“An all-new epic tale of terror and redemption set in the hinterlands of midcentury New Mexico from the acclaimed author of The Troop—which Stephen King raved ‘scared the hell out of me and I couldn’t put it down…old-school horror at its best.’
From electrifying horror author Nick Cutter comes a haunting new novel, reminiscent of Cormac McCarthy‘s Blood Meridian and Stephen King’s It, in which a trio of mismatched mercenaries is hired by a young woman for a deceptively simple task: check in on her nephew, who may have been taken against his will to a remote New Mexico backwoods settlement called Little Heaven. Shortly after they arrive, things begin to turn ominous. Stirrings in the woods and over the treetops—the brooding shape of a monolith known as the Black Rock casts its terrible pall. Paranoia and distrust grips the settlement. The escape routes are gradually cut off as events spiral towards madness. Hell—or the closest thing to it—invades Little Heaven. The remaining occupants are forced to take a stand and fight back, but whatever has cast its dark eye on Little Heaven is now marshaling its powers…and it wants them all.”
My Thoughts: After three novels, it is safe to say that Nick Cutter writes terrifying stories. He knows just what will raise your heart rate and keep you awake at night. Moreover, he never eases off the tension to allow you to catch your breath. Little Heaven, like each of his other novels, involves a barrage of disturbing imagery, a cast of multi-faceted characters, a vicious villain, and plenty of gray area that makes you question the existence of good and evil.
The use of three mercenaries as well as a cult leader as his narrators and main characters is a wonderful example of his ability to blur the lines between good and evil. Micah, Minerva, and Ebenezer are by no means innocents. They kill others for money after all, without mercy and without questioning whether their target deserves to be killed. Yet when we first meet them, they are mere shells, haunted by their past deeds and adventures. Their obvious pain and suffering immediately triggers your sympathy and downplays any disgust you might feel for their occupations. Mr. Cutter then switches the story to the past to test that sympathy by allowing you to see them in their prime. Their callousness is disturbing, but there is a lightheartedness to their banter that overshadows that. They are competitors after all, while their profession does not lend itself to collaboration.
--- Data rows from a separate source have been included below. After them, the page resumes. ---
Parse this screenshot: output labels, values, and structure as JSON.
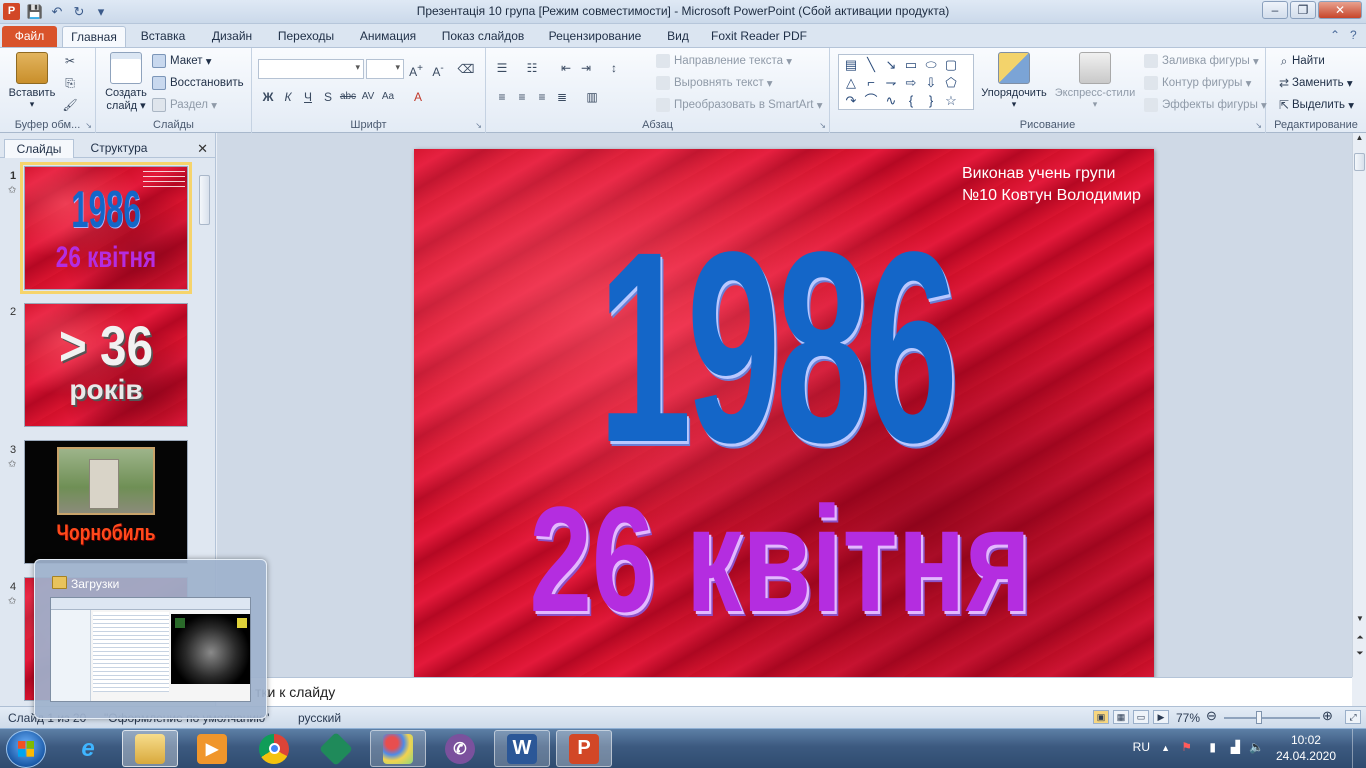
{
  "window": {
    "title": "Презентація 10 група [Режим совместимости]  -  Microsoft PowerPoint (Сбой активации продукта)",
    "app_icon": "P"
  },
  "tabs": [
    "Файл",
    "Главная",
    "Вставка",
    "Дизайн",
    "Переходы",
    "Анимация",
    "Показ слайдов",
    "Рецензирование",
    "Вид",
    "Foxit Reader PDF"
  ],
  "ribbon": {
    "clipboard": {
      "label": "Буфер обм...",
      "paste": "Вставить"
    },
    "slides": {
      "label": "Слайды",
      "new_slide_1": "Создать",
      "new_slide_2": "слайд",
      "layout": "Макет",
      "reset": "Восстановить",
      "section": "Раздел"
    },
    "font": {
      "label": "Шрифт"
    },
    "paragraph": {
      "label": "Абзац",
      "text_direction": "Направление текста",
      "align_text": "Выровнять текст",
      "smartart": "Преобразовать в SmartArt"
    },
    "drawing": {
      "label": "Рисование",
      "arrange": "Упорядочить",
      "quick_styles": "Экспресс-стили",
      "shape_fill": "Заливка фигуры",
      "shape_outline": "Контур фигуры",
      "shape_effects": "Эффекты фигуры"
    },
    "editing": {
      "label": "Редактирование",
      "find": "Найти",
      "replace": "Заменить",
      "select": "Выделить"
    }
  },
  "left_panel": {
    "tabs": [
      "Слайды",
      "Структура"
    ],
    "thumbnails": [
      {
        "number": "1",
        "year": "1986",
        "date": "26 квітня"
      },
      {
        "number": "2",
        "big": "> 36",
        "sub": "років"
      },
      {
        "number": "3",
        "caption": "Чорнобиль"
      },
      {
        "number": "4"
      }
    ]
  },
  "slide": {
    "author": "Виконав учень групи №10 Ковтун Володимир",
    "year": "1986",
    "date": "26  квітня"
  },
  "notes": {
    "placeholder_visible": "тки к слайду"
  },
  "statusbar": {
    "slide_info": "Слайд 1 из 20",
    "theme": "\"Оформление по умолчанию\"",
    "language": "русский",
    "zoom": "77%"
  },
  "taskbar": {
    "preview_title": "Загрузки",
    "language": "RU",
    "time": "10:02",
    "date": "24.04.2020"
  },
  "colors": {
    "slide_red": "#d8142f",
    "year_blue": "#1466c8",
    "date_purple": "#b42de0",
    "file_tab": "#d9532b"
  }
}
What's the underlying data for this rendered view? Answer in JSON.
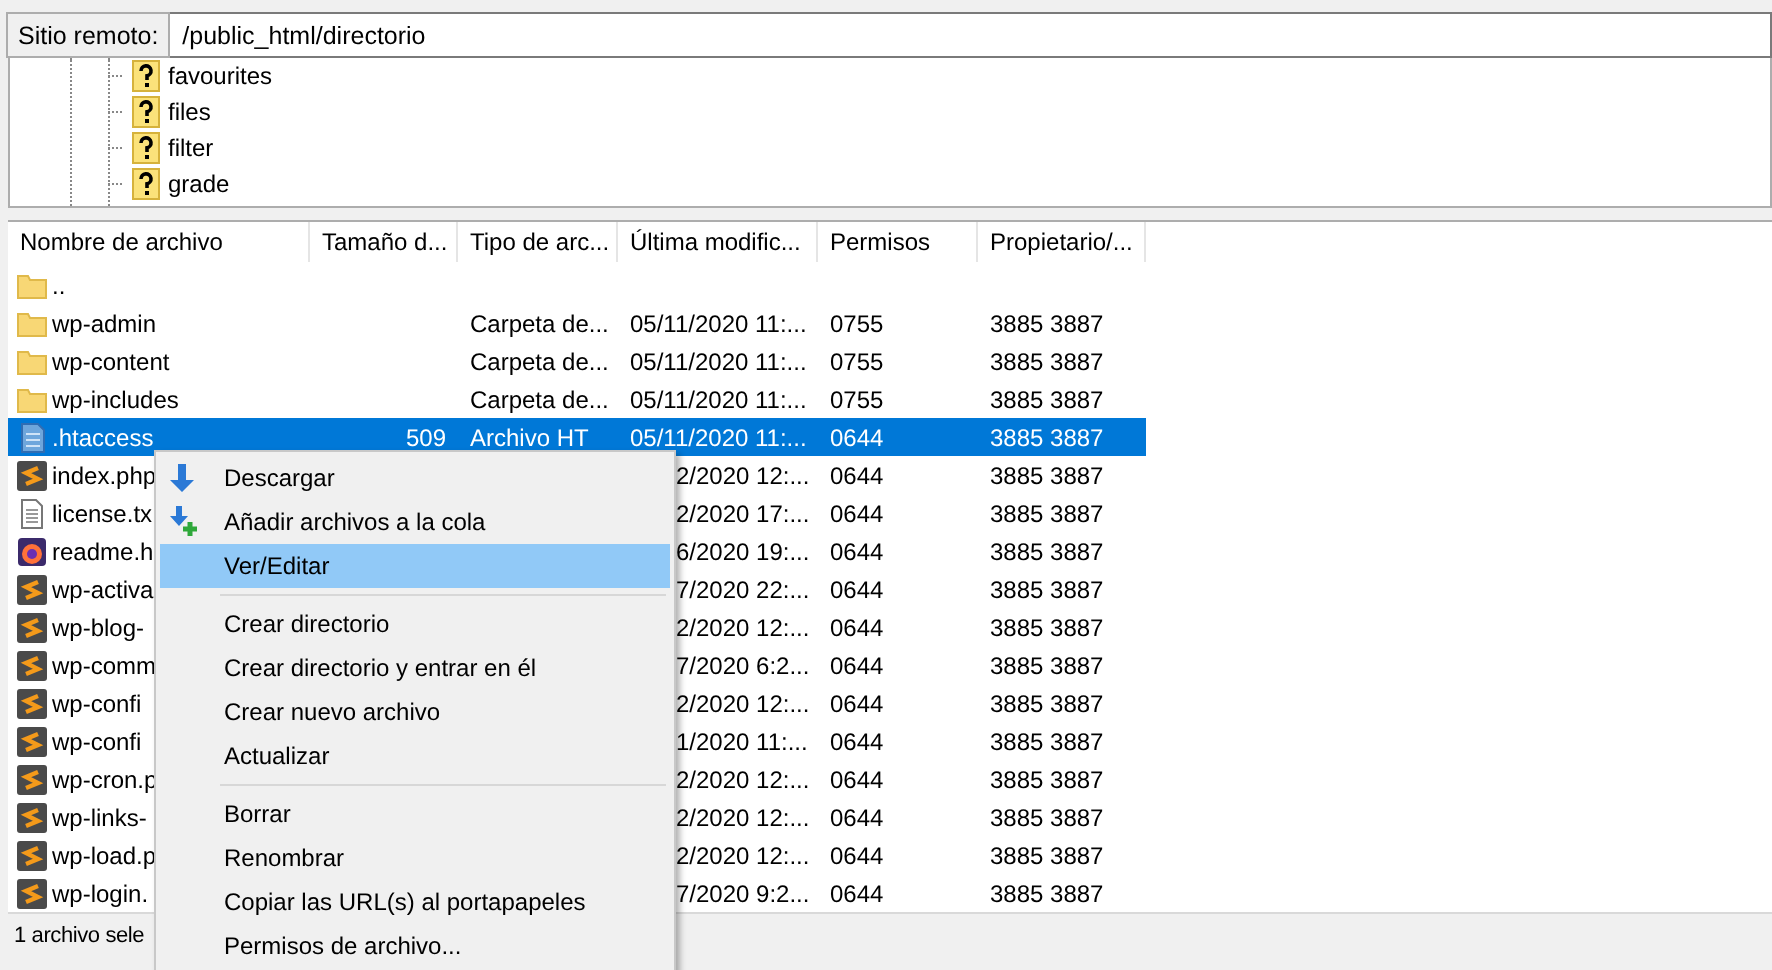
{
  "remote_site": {
    "label": "Sitio remoto:",
    "value": "/public_html/directorio"
  },
  "tree": {
    "items": [
      {
        "name": "favourites"
      },
      {
        "name": "files"
      },
      {
        "name": "filter"
      },
      {
        "name": "grade"
      }
    ]
  },
  "table": {
    "columns": [
      "Nombre de archivo",
      "Tamaño d...",
      "Tipo de arc...",
      "Última modific...",
      "Permisos",
      "Propietario/..."
    ],
    "rows": [
      {
        "kind": "folder",
        "name": "..",
        "selected": false
      },
      {
        "kind": "folder",
        "name": "wp-admin",
        "type": "Carpeta de...",
        "modified": "05/11/2020 11:...",
        "permissions": "0755",
        "owner": "3885 3887",
        "selected": false
      },
      {
        "kind": "folder",
        "name": "wp-content",
        "type": "Carpeta de...",
        "modified": "05/11/2020 11:...",
        "permissions": "0755",
        "owner": "3885 3887",
        "selected": false
      },
      {
        "kind": "folder",
        "name": "wp-includes",
        "type": "Carpeta de...",
        "modified": "05/11/2020 11:...",
        "permissions": "0755",
        "owner": "3885 3887",
        "selected": false
      },
      {
        "kind": "config",
        "name": ".htaccess",
        "size": "509",
        "type": "Archivo HT",
        "modified": "05/11/2020 11:...",
        "permissions": "0644",
        "owner": "3885 3887",
        "selected": true
      },
      {
        "kind": "code",
        "name": "index.php",
        "modified": "2/2020 12:...",
        "permissions": "0644",
        "owner": "3885 3887",
        "selected": false
      },
      {
        "kind": "text",
        "name": "license.tx",
        "modified": "2/2020 17:...",
        "permissions": "0644",
        "owner": "3885 3887",
        "selected": false
      },
      {
        "kind": "web",
        "name": "readme.h",
        "modified": "6/2020 19:...",
        "permissions": "0644",
        "owner": "3885 3887",
        "selected": false
      },
      {
        "kind": "code",
        "name": "wp-activa",
        "modified": "7/2020 22:...",
        "permissions": "0644",
        "owner": "3885 3887",
        "selected": false
      },
      {
        "kind": "code",
        "name": "wp-blog-",
        "modified": "2/2020 12:...",
        "permissions": "0644",
        "owner": "3885 3887",
        "selected": false
      },
      {
        "kind": "code",
        "name": "wp-comm",
        "modified": "7/2020 6:2...",
        "permissions": "0644",
        "owner": "3885 3887",
        "selected": false
      },
      {
        "kind": "code",
        "name": "wp-confi",
        "modified": "2/2020 12:...",
        "permissions": "0644",
        "owner": "3885 3887",
        "selected": false
      },
      {
        "kind": "code",
        "name": "wp-confi",
        "modified": "1/2020 11:...",
        "permissions": "0644",
        "owner": "3885 3887",
        "selected": false
      },
      {
        "kind": "code",
        "name": "wp-cron.p",
        "modified": "2/2020 12:...",
        "permissions": "0644",
        "owner": "3885 3887",
        "selected": false
      },
      {
        "kind": "code",
        "name": "wp-links-",
        "modified": "2/2020 12:...",
        "permissions": "0644",
        "owner": "3885 3887",
        "selected": false
      },
      {
        "kind": "code",
        "name": "wp-load.p",
        "modified": "2/2020 12:...",
        "permissions": "0644",
        "owner": "3885 3887",
        "selected": false
      },
      {
        "kind": "code",
        "name": "wp-login.",
        "modified": "7/2020 9:2...",
        "permissions": "0644",
        "owner": "3885 3887",
        "selected": false
      }
    ]
  },
  "status_bar": "1 archivo sele",
  "context_menu": {
    "groups": [
      [
        {
          "label": "Descargar",
          "kind": "download",
          "selected": false
        },
        {
          "label": "Añadir archivos a la cola",
          "kind": "queue",
          "selected": false
        },
        {
          "label": "Ver/Editar",
          "selected": true
        }
      ],
      [
        {
          "label": "Crear directorio",
          "selected": false
        },
        {
          "label": "Crear directorio y entrar en él",
          "selected": false
        },
        {
          "label": "Crear nuevo archivo",
          "selected": false
        },
        {
          "label": "Actualizar",
          "selected": false
        }
      ],
      [
        {
          "label": "Borrar",
          "selected": false
        },
        {
          "label": "Renombrar",
          "selected": false
        },
        {
          "label": "Copiar las URL(s) al portapapeles",
          "selected": false
        },
        {
          "label": "Permisos de archivo...",
          "selected": false
        }
      ]
    ]
  }
}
This leads to some of the few moments of humor that exist within the novel.
Because our three heroes are not necessarily good people, Mr. Cutter ups the ante on his Big Bad to make sure that there is no doubt about the evilness of the story’s villain. Everything about the Big Bad, from his sentries to his Pied Piper to his residence near the Black Rock are the things of nightmares. The Black Rock oozes malevolence, while his familiars are the monsters that hide under your bed and in your closet. To compound the horror, Mr. Cutter does not shy away from gore and creates scenes guaranteed to turn your stomach.
The result is a novel that is frightening enough for even the most hardened of horror fans. Little Heaven takes you to the deepest, darkest recesses of evil and presents such scenes of terror and gore that make you question your own sanity. One can easily overlook the few weaknesses that exist within the story – its tendency to feel rushed, its lack of definitive answers – because the tension and fear are so palpable. With Little Heaven, Mr. Cutter proves that he is a worthy addition to the horror novel kings.